Taking a break from the World Cup soccer tournament under way in Germany, an international group of soccer fans visited the former Dachau concentration camp to make a statement about hate.
Wearing their team shirts, some 150 non-Jewish sports fans from Great Britain, Germany and Poland visited the Dachau memorial outside Munich last Friday in a program co-organized by Maccabi of Great Britain and the anti-racism initiative of LondonEnglandFans.
“We want to show our fanship and we want to show the world that we will never again let things be done which have been done more than 60 years ago,” said Herbert Schroeger, 46, of Munich, a member of Munich 1860 Against Racism.
“We want to show that we football fans are not necessarily ultra right-wing hooligans,” he added. “We are decent people. We are people with different opinions, but we share our opinions against racism.”

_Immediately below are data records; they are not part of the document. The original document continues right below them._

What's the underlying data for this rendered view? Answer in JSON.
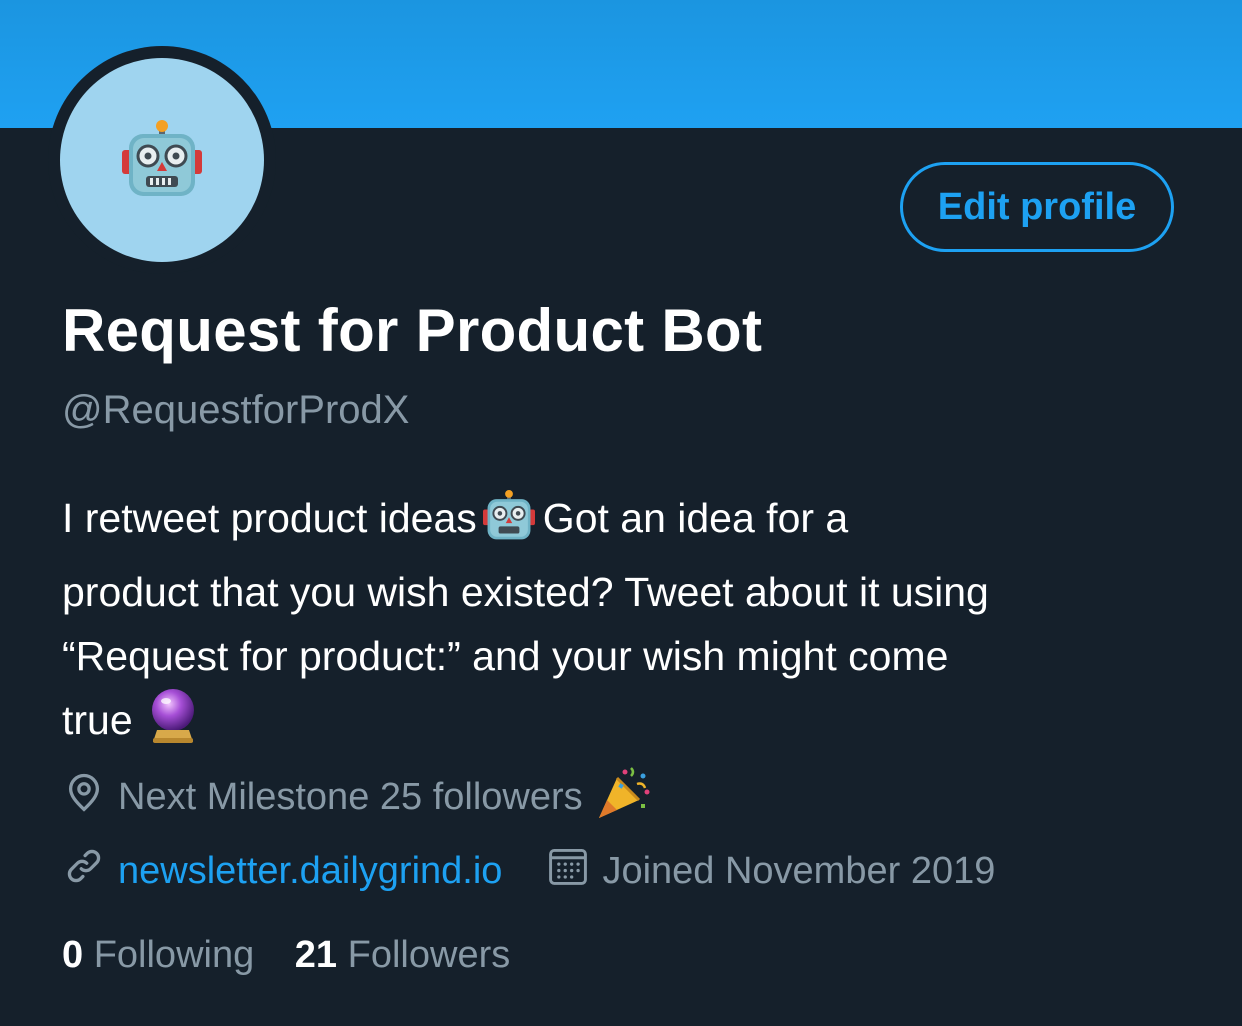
{
  "profile": {
    "name": "Request for Product Bot",
    "handle": "@RequestforProdX",
    "edit_button_label": "Edit profile",
    "avatar_icon": "robot-face-emoji"
  },
  "bio": {
    "line1_before_emoji": "I retweet product ideas",
    "line1_after_emoji": "Got an idea for a",
    "line2": "product that you wish existed? Tweet about it using",
    "line3": "“Request for product:” and your wish might come",
    "line4": "true",
    "emoji_robot": "robot-face",
    "emoji_ball": "crystal-ball"
  },
  "meta": {
    "location": "Next Milestone 25 followers",
    "location_icon": "location-pin-icon",
    "party_emoji": "party-popper",
    "website": "newsletter.dailygrind.io",
    "website_icon": "link-icon",
    "joined": "Joined November 2019",
    "joined_icon": "calendar-icon"
  },
  "stats": {
    "following_count": "0",
    "following_label": "Following",
    "followers_count": "21",
    "followers_label": "Followers"
  },
  "colors": {
    "background": "#15202b",
    "banner": "#1da1f2",
    "accent": "#1da1f2",
    "secondary_text": "#8899a6",
    "avatar_bg": "#9fd4ef"
  }
}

“It is a very important moment for football fans,” agreed Peter Schuengel, 32, of Dortmund, Germany. “You don’t expect football fans to go to Dachau and remember the past and say ‘OK, never again.’ People expect us to be drinking beer and shouting and making some trouble.”

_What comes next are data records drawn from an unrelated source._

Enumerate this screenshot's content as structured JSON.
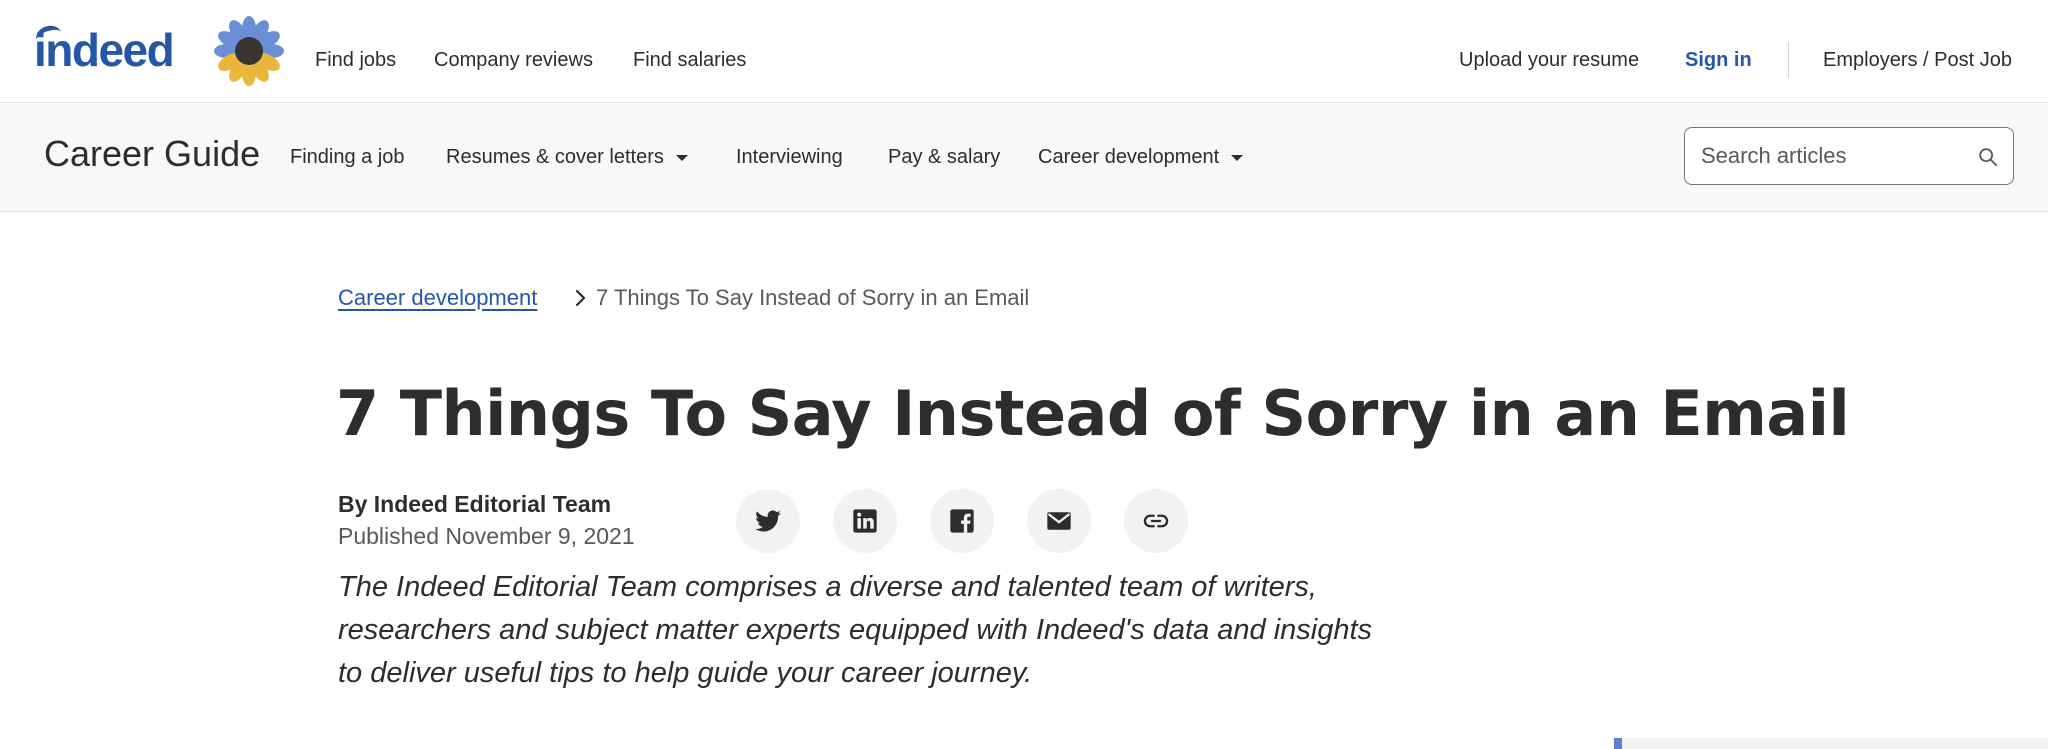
{
  "header": {
    "logo_text": "indeed",
    "nav": [
      "Find jobs",
      "Company reviews",
      "Find salaries"
    ],
    "upload_resume": "Upload your resume",
    "sign_in": "Sign in",
    "employers": "Employers / Post Job"
  },
  "subnav": {
    "brand": "Career Guide",
    "items": [
      {
        "label": "Finding a job"
      },
      {
        "label": "Resumes & cover letters"
      },
      {
        "label": "Interviewing"
      },
      {
        "label": "Pay & salary"
      },
      {
        "label": "Career development"
      }
    ],
    "search_placeholder": "Search articles"
  },
  "breadcrumb": {
    "parent": "Career development",
    "current": "7 Things To Say Instead of Sorry in an Email"
  },
  "article": {
    "title": "7 Things To Say Instead of Sorry in an Email",
    "author": "By Indeed Editorial Team",
    "published": "Published November 9, 2021",
    "bio": "The Indeed Editorial Team comprises a diverse and talented team of writers, researchers and subject matter experts equipped with Indeed's data and insights to deliver useful tips to help guide your career journey.",
    "share_icons": [
      "twitter-icon",
      "linkedin-icon",
      "facebook-icon",
      "email-icon",
      "link-icon"
    ]
  },
  "colors": {
    "brand_blue": "#2557a7",
    "text": "#2d2d2d",
    "muted": "#595959",
    "subnav_bg": "#f8f8f8"
  }
}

Such fans are reachable, too, Schuengel said, but “only fans can reach fans.”
The trip took place at the height of the World Cup. The games have been largely peaceful and the event has lived up to its motto, “A time to make friends.”
But concerns about racism and right-wing extremist symbolism among some fans continue to haunt soccer, particularly in Europe.

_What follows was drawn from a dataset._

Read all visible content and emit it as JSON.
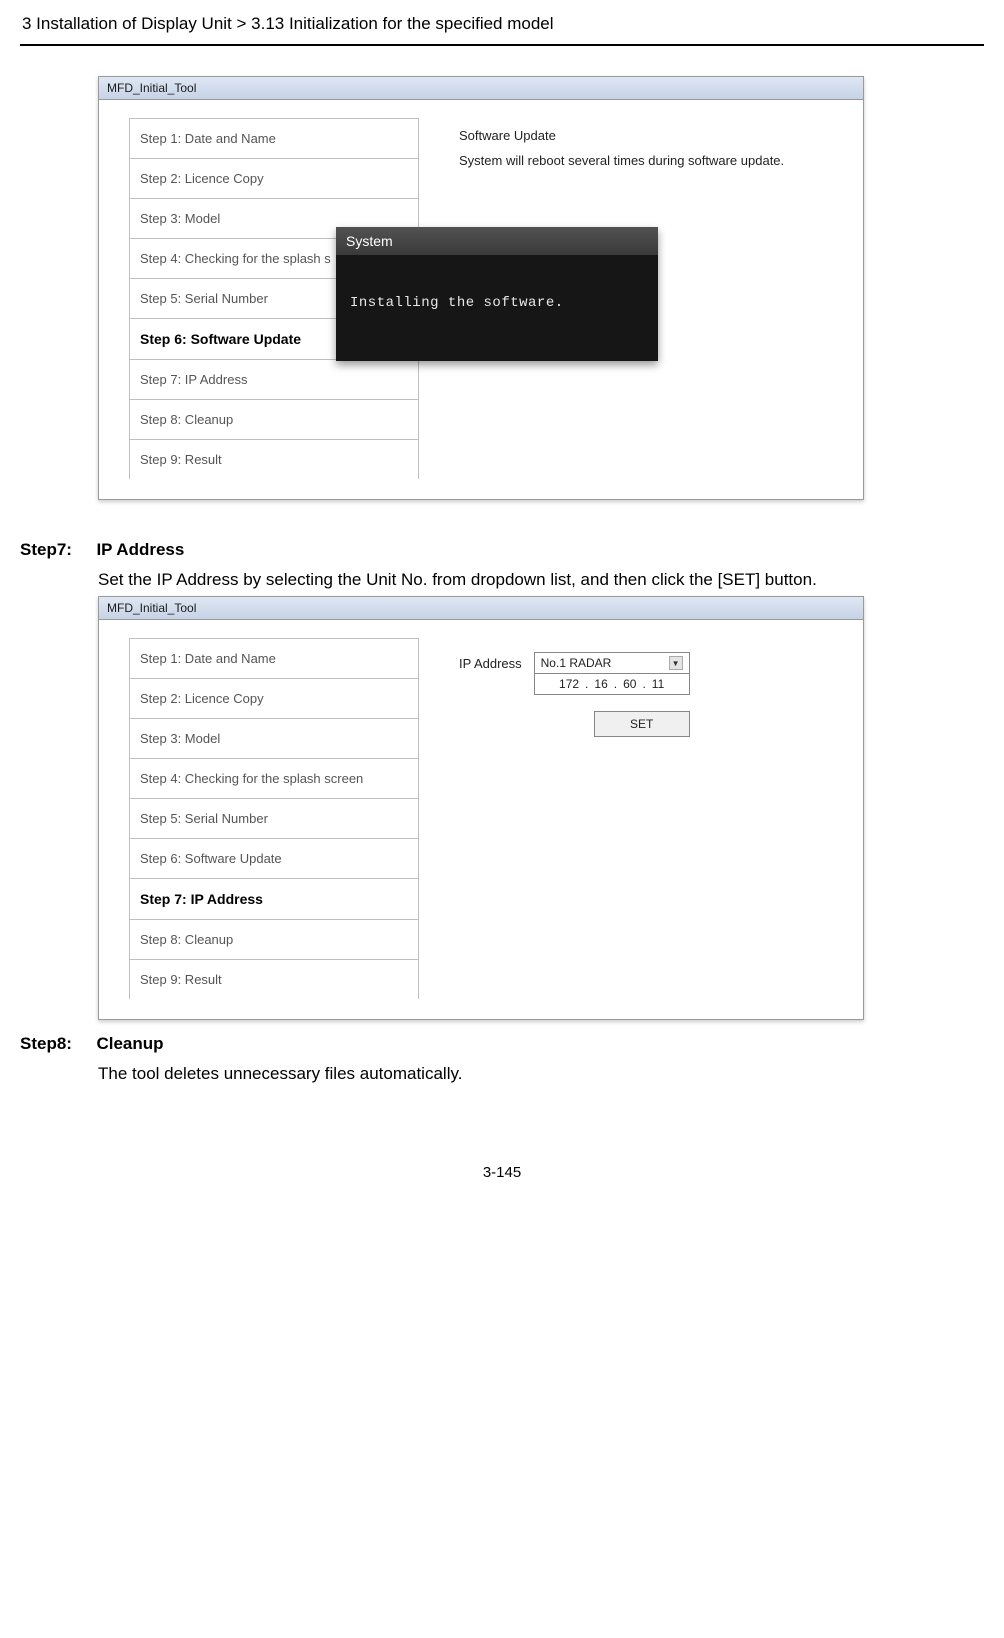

The visit to Dachau “was an emotional experience and I think an educational experience,” Martin Berliner, chief executive of Maccabi GB, told JTA in a telephone interview. He said he had asked participants, both children and adults, to write a message on a postcard bearing the British flag and the words “Never Forget, Never Again.”
It was the first visit to Dachau specifically geared to soccer fans during the World Cup, said Michael Franke, a spokesperson for the memorial. In addition to visiting the memorial and museum, the guests spoke with Holocaust survivors Max Mannheimer and Ernst Grube, both of whom live nearby. The visitors also placed wreaths at the site.
They day concluded with a visit to the memorial to the White Rose German student resistance movement, and a barbecue in the evening.
The initiative was the brainchild of Mark Perryman of LondonEnglandFans and was supported by football’s anti-racism campaign in the United Kingdom, Kick It Out. Funding came from the British-based Pears Foundation, a private organization that supports Holocaust education in the United Kingdom.
Perryman, who is not Jewish, said his idea grew out of concern about hooliganism, xenophobia and anti-Semitism among some British soccer fans.
“Obviously we are here in Germany for football, but we are human beings as well, and today was an opportunity to bear witness,” Perryman said in a phone interview. He said British fans also made a point of visiting the Auschwitz memorial during the 2004 games in Katowice, Poland.
The visit to the memorial “changes your life,” he said. “You realize what hatred can create. I have written hundreds of thousands of words about football, but what Dachau means is industrialized murder.”
Berliner, who was accompanied on the trip by Estella Syrkin of Maccabi Europe, said the visit – his first to a concentration camp memorial – had not been easy for him, though he had been to Germany before.
His paternal grandparents, who were German Jews, died in the Holocaust. Berliner’s late father, Gus, escaped to England as a child on the Kindertransport in 1939.
His father “never recovered” from the loss of his parents, Berliner said. “So my coming here was for them.”
Peter Schuengel of the Byorussia Dortmund fan club said he came to Dachau for all the other fans who couldn’t be there.
It was impressive, he said, to “be here with the English and Polish fans and recognize that we are rivals and friends together, having this time to look back in history and say, ‘OK, we have a common future together and we will be very careful that something like this will never happen again.’ I am missing the words to tell you how it felt. It is a very important moment for football fans.”
The Archive of the Jewish Telegraphic Agency includes articles published from 1923 to 2008. Archive stories reflect the journalistic standards and practices of the time they were published.